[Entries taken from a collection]
-- Opening Marker --
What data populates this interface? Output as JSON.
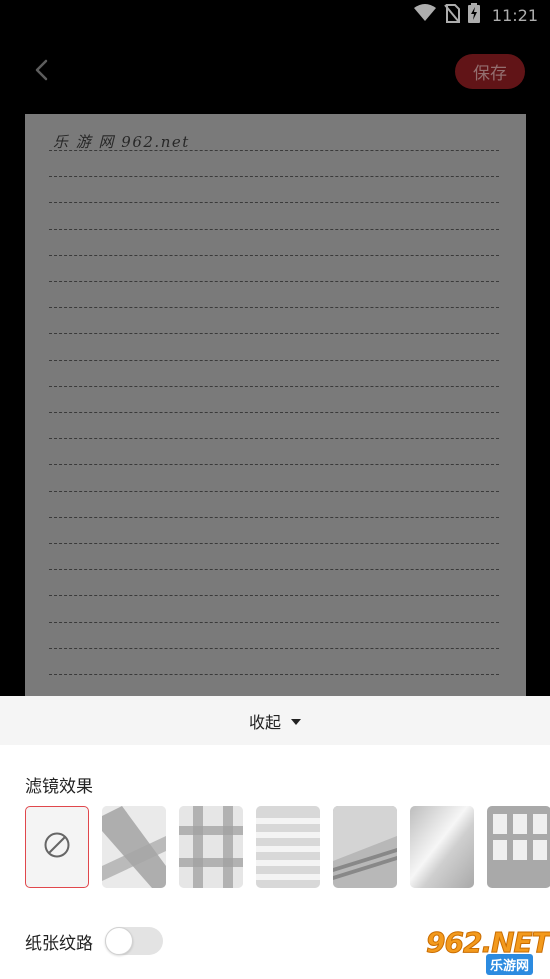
{
  "status_bar": {
    "time": "11:21",
    "icons": [
      "wifi-icon",
      "no-sim-icon",
      "battery-charging-icon"
    ]
  },
  "top_bar": {
    "back_icon": "chevron-left-icon",
    "save_label": "保存",
    "save_color": "#8f1e22"
  },
  "preview": {
    "handwriting": "乐 游 网 962.net"
  },
  "sheet": {
    "collapse_label": "收起",
    "filters_title": "滤镜效果",
    "filters": [
      {
        "name": "none",
        "icon": "ban-icon",
        "selected": true
      },
      {
        "name": "shadow-cross",
        "selected": false
      },
      {
        "name": "shadow-window",
        "selected": false
      },
      {
        "name": "shadow-blinds",
        "selected": false
      },
      {
        "name": "shadow-diagonal",
        "selected": false
      },
      {
        "name": "gradient-light",
        "selected": false
      },
      {
        "name": "shadow-grid",
        "selected": false
      }
    ],
    "paper_texture_label": "纸张纹路",
    "paper_texture_on": false
  },
  "watermark": {
    "main": "962.NET",
    "sub": "乐游网"
  },
  "colors": {
    "accent": "#e0474c",
    "background": "#000000"
  }
}
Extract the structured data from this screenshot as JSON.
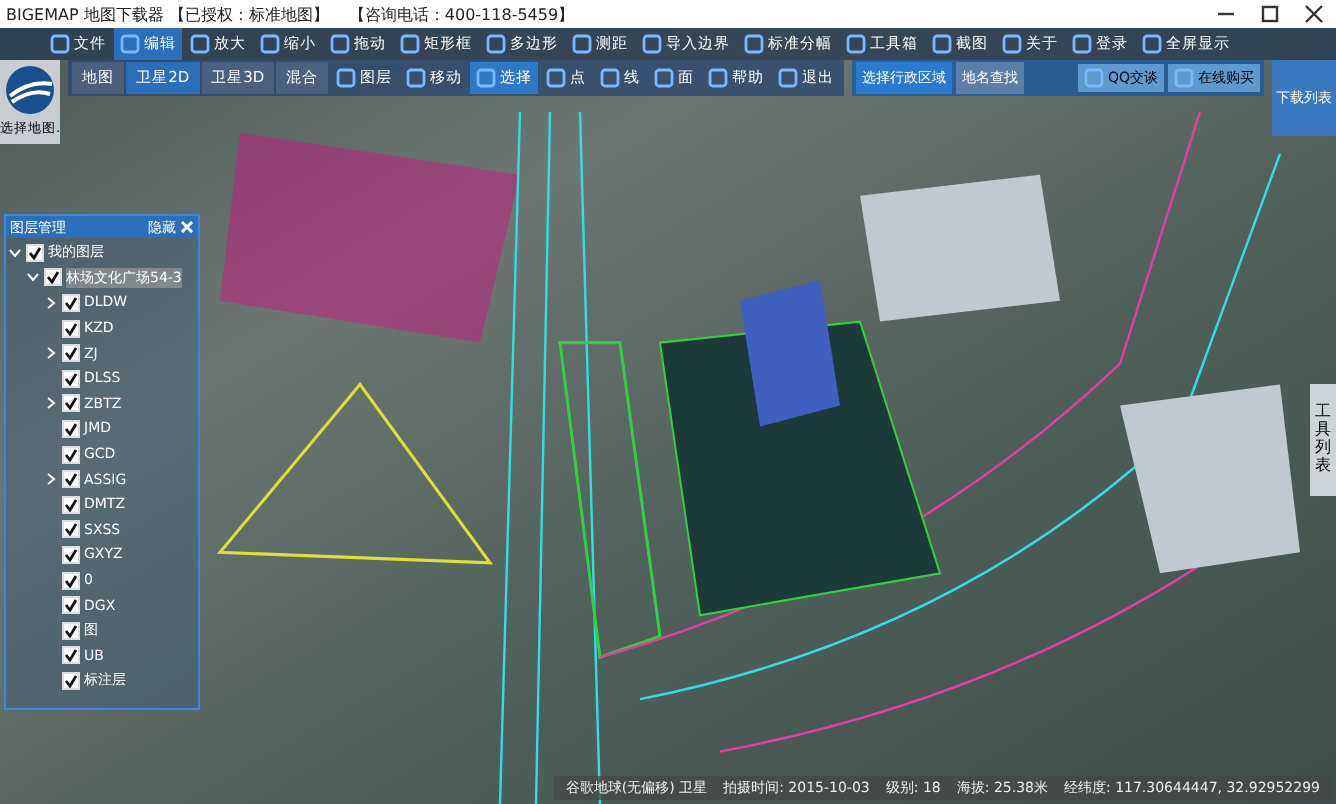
{
  "window": {
    "title": "BIGEMAP 地图下载器 【已授权：标准地图】",
    "hotline": "【咨询电话：400-118-5459】"
  },
  "main_toolbar": [
    {
      "label": "文件",
      "selected": false
    },
    {
      "label": "编辑",
      "selected": true
    },
    {
      "label": "放大",
      "selected": false
    },
    {
      "label": "缩小",
      "selected": false
    },
    {
      "label": "拖动",
      "selected": false
    },
    {
      "label": "矩形框",
      "selected": false
    },
    {
      "label": "多边形",
      "selected": false
    },
    {
      "label": "测距",
      "selected": false
    },
    {
      "label": "导入边界",
      "selected": false
    },
    {
      "label": "标准分幅",
      "selected": false
    },
    {
      "label": "工具箱",
      "selected": false
    },
    {
      "label": "截图",
      "selected": false
    },
    {
      "label": "关于",
      "selected": false
    },
    {
      "label": "登录",
      "selected": false
    },
    {
      "label": "全屏显示",
      "selected": false
    }
  ],
  "map_picker": {
    "label": "选择地图."
  },
  "map_types": [
    {
      "label": "地图",
      "selected": false
    },
    {
      "label": "卫星2D",
      "selected": true
    },
    {
      "label": "卫星3D",
      "selected": false
    },
    {
      "label": "混合",
      "selected": false
    }
  ],
  "tools": [
    {
      "label": "图层",
      "selected": false
    },
    {
      "label": "移动",
      "selected": false
    },
    {
      "label": "选择",
      "selected": true
    },
    {
      "label": "点",
      "selected": false
    },
    {
      "label": "线",
      "selected": false
    },
    {
      "label": "面",
      "selected": false
    },
    {
      "label": "帮助",
      "selected": false
    },
    {
      "label": "退出",
      "selected": false
    }
  ],
  "region_tabs": [
    {
      "label": "选择行政区域",
      "selected": true
    },
    {
      "label": "地名查找",
      "selected": false
    }
  ],
  "contact_buttons": [
    "QQ交谈",
    "在线购买"
  ],
  "download_list": {
    "label": "下载列表"
  },
  "layer_panel": {
    "title": "图层管理",
    "action": "隐藏",
    "tree": [
      {
        "label": "我的图层",
        "checked": true,
        "expanded": true,
        "children": [
          {
            "label": "林场文化广场54-3",
            "checked": true,
            "expanded": true,
            "children": [
              {
                "label": "DLDW",
                "checked": true,
                "expanded": false
              },
              {
                "label": "KZD",
                "checked": true
              },
              {
                "label": "ZJ",
                "checked": true,
                "expanded": false
              },
              {
                "label": "DLSS",
                "checked": true
              },
              {
                "label": "ZBTZ",
                "checked": true,
                "expanded": false
              },
              {
                "label": "JMD",
                "checked": true
              },
              {
                "label": "GCD",
                "checked": true
              },
              {
                "label": "ASSIG",
                "checked": true,
                "expanded": false
              },
              {
                "label": "DMTZ",
                "checked": true
              },
              {
                "label": "SXSS",
                "checked": true
              },
              {
                "label": "GXYZ",
                "checked": true
              },
              {
                "label": "0",
                "checked": true
              },
              {
                "label": "DGX",
                "checked": true
              },
              {
                "label": "图",
                "checked": true
              },
              {
                "label": "UB",
                "checked": true
              },
              {
                "label": "标注层",
                "checked": true
              }
            ]
          }
        ]
      }
    ]
  },
  "side_tab": {
    "label": "工具列表"
  },
  "status_bar": [
    "谷歌地球(无偏移) 卫星",
    "拍摄时间: 2015-10-03",
    "级别: 18",
    "海拔: 25.38米",
    "经纬度: 117.30644447, 32.92952299"
  ]
}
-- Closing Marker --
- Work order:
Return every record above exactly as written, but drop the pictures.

- Response to this task:
What data populates this interface? Output as JSON.
{
  "status_bar": {
    "time": "11:21",
    "icons": [
      "wifi-icon",
      "no-sim-icon",
      "battery-charging-icon"
    ]
  },
  "top_bar": {
    "back_icon": "chevron-left-icon",
    "save_label": "保存",
    "save_color": "#8f1e22"
  },
  "preview": {
    "handwriting": "乐 游 网 962.net"
  },
  "sheet": {
    "collapse_label": "收起",
    "filters_title": "滤镜效果",
    "filters": [
      {
        "name": "none",
        "icon": "ban-icon",
        "selected": true
      },
      {
        "name": "shadow-cross",
        "selected": false
      },
      {
        "name": "shadow-window",
        "selected": false
      },
      {
        "name": "shadow-blinds",
        "selected": false
      },
      {
        "name": "shadow-diagonal",
        "selected": false
      },
      {
        "name": "gradient-light",
        "selected": false
      },
      {
        "name": "shadow-grid",
        "selected": false
      }
    ],
    "paper_texture_label": "纸张纹路",
    "paper_texture_on": false
  },
  "watermark": {
    "main": "962.NET",
    "sub": "乐游网"
  },
  "colors": {
    "accent": "#e0474c",
    "background": "#000000"
  }
}
Extract the structured data from this screenshot as JSON.
{
  "window": {
    "title": "BIGEMAP 地图下载器 【已授权：标准地图】",
    "hotline": "【咨询电话：400-118-5459】"
  },
  "main_toolbar": [
    {
      "label": "文件",
      "selected": false
    },
    {
      "label": "编辑",
      "selected": true
    },
    {
      "label": "放大",
      "selected": false
    },
    {
      "label": "缩小",
      "selected": false
    },
    {
      "label": "拖动",
      "selected": false
    },
    {
      "label": "矩形框",
      "selected": false
    },
    {
      "label": "多边形",
      "selected": false
    },
    {
      "label": "测距",
      "selected": false
    },
    {
      "label": "导入边界",
      "selected": false
    },
    {
      "label": "标准分幅",
      "selected": false
    },
    {
      "label": "工具箱",
      "selected": false
    },
    {
      "label": "截图",
      "selected": false
    },
    {
      "label": "关于",
      "selected": false
    },
    {
      "label": "登录",
      "selected": false
    },
    {
      "label": "全屏显示",
      "selected": false
    }
  ],
  "map_picker": {
    "label": "选择地图."
  },
  "map_types": [
    {
      "label": "地图",
      "selected": false
    },
    {
      "label": "卫星2D",
      "selected": true
    },
    {
      "label": "卫星3D",
      "selected": false
    },
    {
      "label": "混合",
      "selected": false
    }
  ],
  "tools": [
    {
      "label": "图层",
      "selected": false
    },
    {
      "label": "移动",
      "selected": false
    },
    {
      "label": "选择",
      "selected": true
    },
    {
      "label": "点",
      "selected": false
    },
    {
      "label": "线",
      "selected": false
    },
    {
      "label": "面",
      "selected": false
    },
    {
      "label": "帮助",
      "selected": false
    },
    {
      "label": "退出",
      "selected": false
    }
  ],
  "region_tabs": [
    {
      "label": "选择行政区域",
      "selected": true
    },
    {
      "label": "地名查找",
      "selected": false
    }
  ],
  "contact_buttons": [
    "QQ交谈",
    "在线购买"
  ],
  "download_list": {
    "label": "下载列表"
  },
  "layer_panel": {
    "title": "图层管理",
    "action": "隐藏",
    "tree": [
      {
        "label": "我的图层",
        "checked": true,
        "expanded": true,
        "children": [
          {
            "label": "林场文化广场54-3",
            "checked": true,
            "expanded": true,
            "children": [
              {
                "label": "DLDW",
                "checked": true,
                "expanded": false
              },
              {
                "label": "KZD",
                "checked": true
              },
              {
                "label": "ZJ",
                "checked": true,
                "expanded": false
              },
              {
                "label": "DLSS",
                "checked": true
              },
              {
                "label": "ZBTZ",
                "checked": true,
                "expanded": false
              },
              {
                "label": "JMD",
                "checked": true
              },
              {
                "label": "GCD",
                "checked": true
              },
              {
                "label": "ASSIG",
                "checked": true,
                "expanded": false
              },
              {
                "label": "DMTZ",
                "checked": true
              },
              {
                "label": "SXSS",
                "checked": true
              },
              {
                "label": "GXYZ",
                "checked": true
              },
              {
                "label": "0",
                "checked": true
              },
              {
                "label": "DGX",
                "checked": true
              },
              {
                "label": "图",
                "checked": true
              },
              {
                "label": "UB",
                "checked": true
              },
              {
                "label": "标注层",
                "checked": true
              }
            ]
          }
        ]
      }
    ]
  },
  "side_tab": {
    "label": "工具列表"
  },
  "status_bar": [
    "谷歌地球(无偏移) 卫星",
    "拍摄时间: 2015-10-03",
    "级别: 18",
    "海拔: 25.38米",
    "经纬度: 117.30644447, 32.92952299"
  ]
}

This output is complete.